Information>
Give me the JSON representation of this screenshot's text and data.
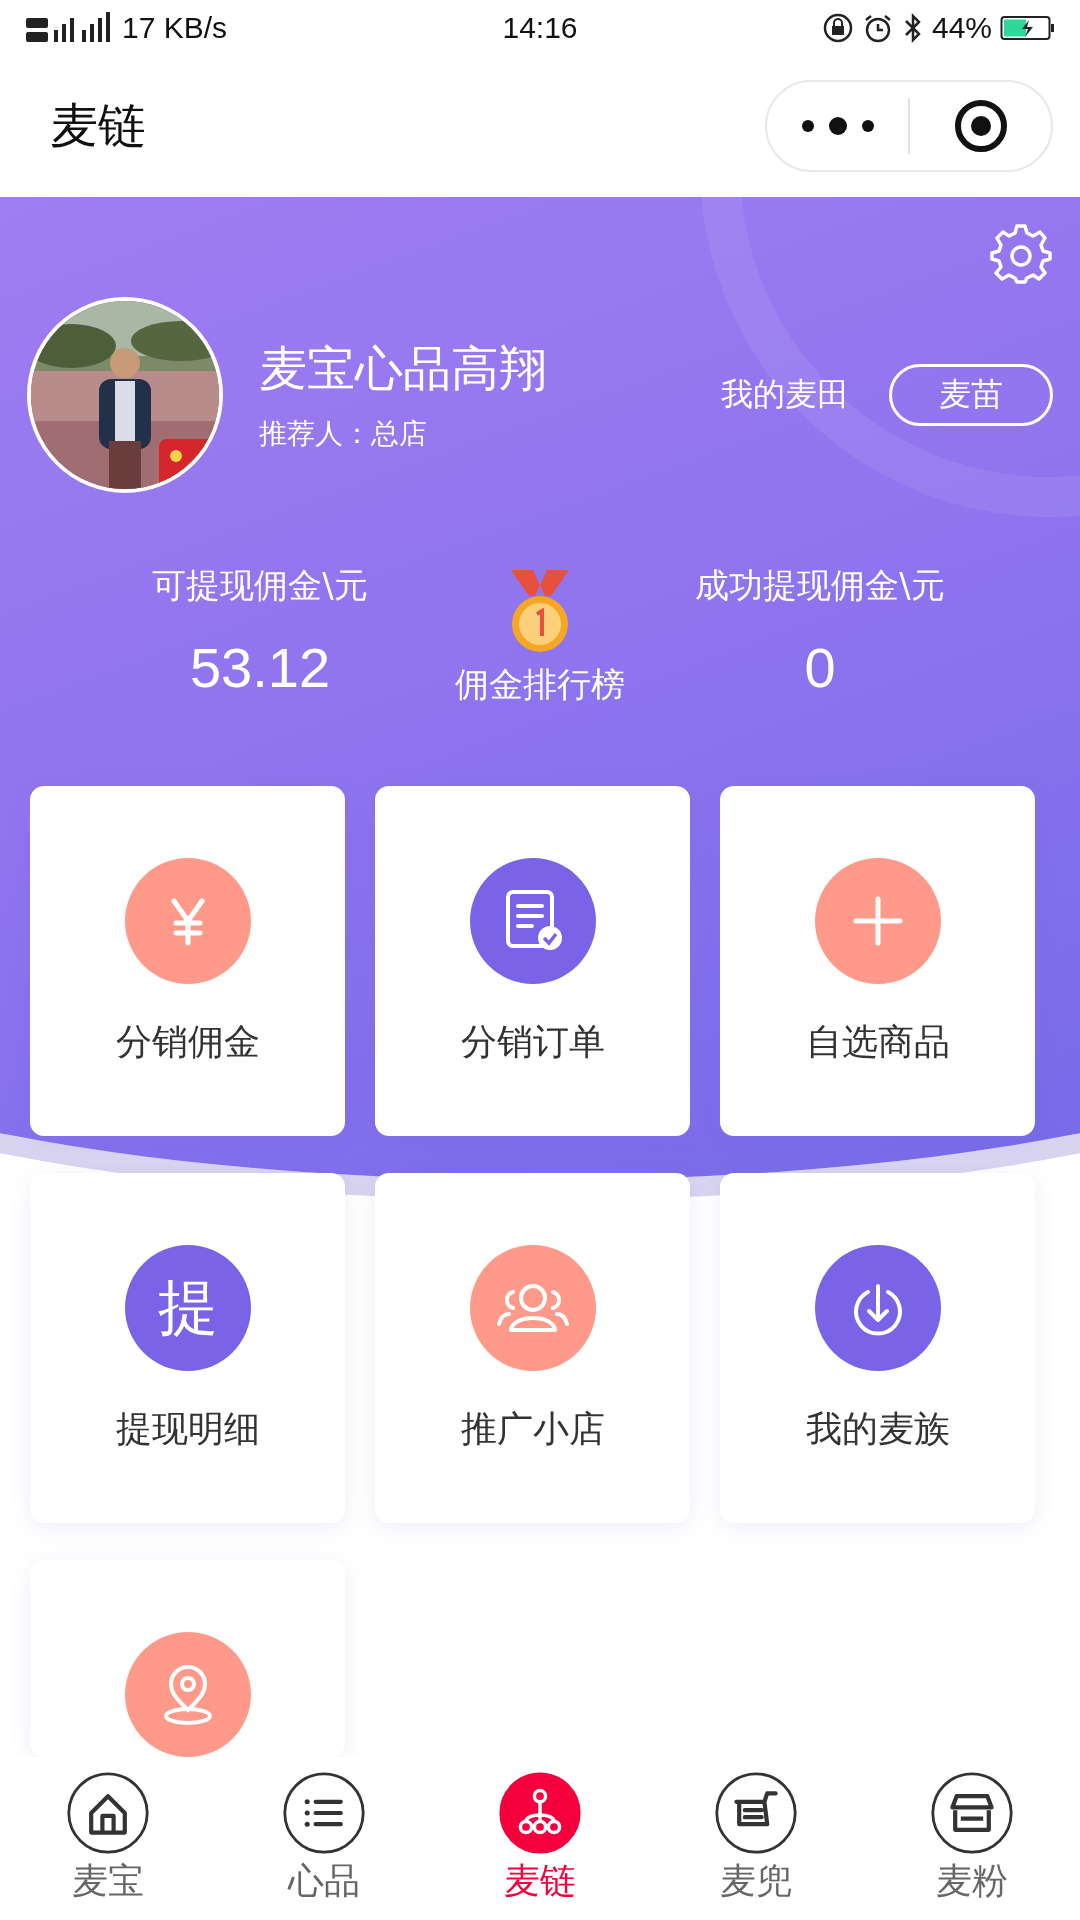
{
  "status_bar": {
    "network": "17 KB/s",
    "time": "14:16",
    "battery": "44%"
  },
  "nav_bar": {
    "title": "麦链"
  },
  "profile": {
    "name": "麦宝心品高翔",
    "referrer": "推荐人：总店",
    "field_label": "我的麦田",
    "level_button": "麦苗"
  },
  "stats": [
    {
      "label": "可提现佣金\\元",
      "value": "53.12"
    },
    {
      "label": "成功提现佣金\\元",
      "value": "0"
    }
  ],
  "ranking": {
    "label": "佣金排行榜"
  },
  "cards": [
    {
      "label": "分销佣金",
      "color": "#ff9a8a"
    },
    {
      "label": "分销订单",
      "color": "#7b63e8"
    },
    {
      "label": "自选商品",
      "color": "#ff9a8a"
    },
    {
      "label": "提现明细",
      "color": "#7b63e8",
      "icon_text": "提"
    },
    {
      "label": "推广小店",
      "color": "#ff9a8a"
    },
    {
      "label": "我的麦族",
      "color": "#7b63e8"
    },
    {
      "color": "#ff9a8a"
    }
  ],
  "tab_bar": [
    {
      "label": "麦宝",
      "selected": false
    },
    {
      "label": "心品",
      "selected": false
    },
    {
      "label": "麦链",
      "selected": true
    },
    {
      "label": "麦兜",
      "selected": false
    },
    {
      "label": "麦粉",
      "selected": false
    }
  ]
}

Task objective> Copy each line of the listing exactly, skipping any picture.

Output of the task>
Give me the JSON representation of this screenshot's text and data.
{
  "status_bar": {
    "network": "17 KB/s",
    "time": "14:16",
    "battery": "44%"
  },
  "nav_bar": {
    "title": "麦链"
  },
  "profile": {
    "name": "麦宝心品高翔",
    "referrer": "推荐人：总店",
    "field_label": "我的麦田",
    "level_button": "麦苗"
  },
  "stats": [
    {
      "label": "可提现佣金\\元",
      "value": "53.12"
    },
    {
      "label": "成功提现佣金\\元",
      "value": "0"
    }
  ],
  "ranking": {
    "label": "佣金排行榜"
  },
  "cards": [
    {
      "label": "分销佣金",
      "color": "#ff9a8a"
    },
    {
      "label": "分销订单",
      "color": "#7b63e8"
    },
    {
      "label": "自选商品",
      "color": "#ff9a8a"
    },
    {
      "label": "提现明细",
      "color": "#7b63e8",
      "icon_text": "提"
    },
    {
      "label": "推广小店",
      "color": "#ff9a8a"
    },
    {
      "label": "我的麦族",
      "color": "#7b63e8"
    },
    {
      "color": "#ff9a8a"
    }
  ],
  "tab_bar": [
    {
      "label": "麦宝",
      "selected": false
    },
    {
      "label": "心品",
      "selected": false
    },
    {
      "label": "麦链",
      "selected": true
    },
    {
      "label": "麦兜",
      "selected": false
    },
    {
      "label": "麦粉",
      "selected": false
    }
  ]
}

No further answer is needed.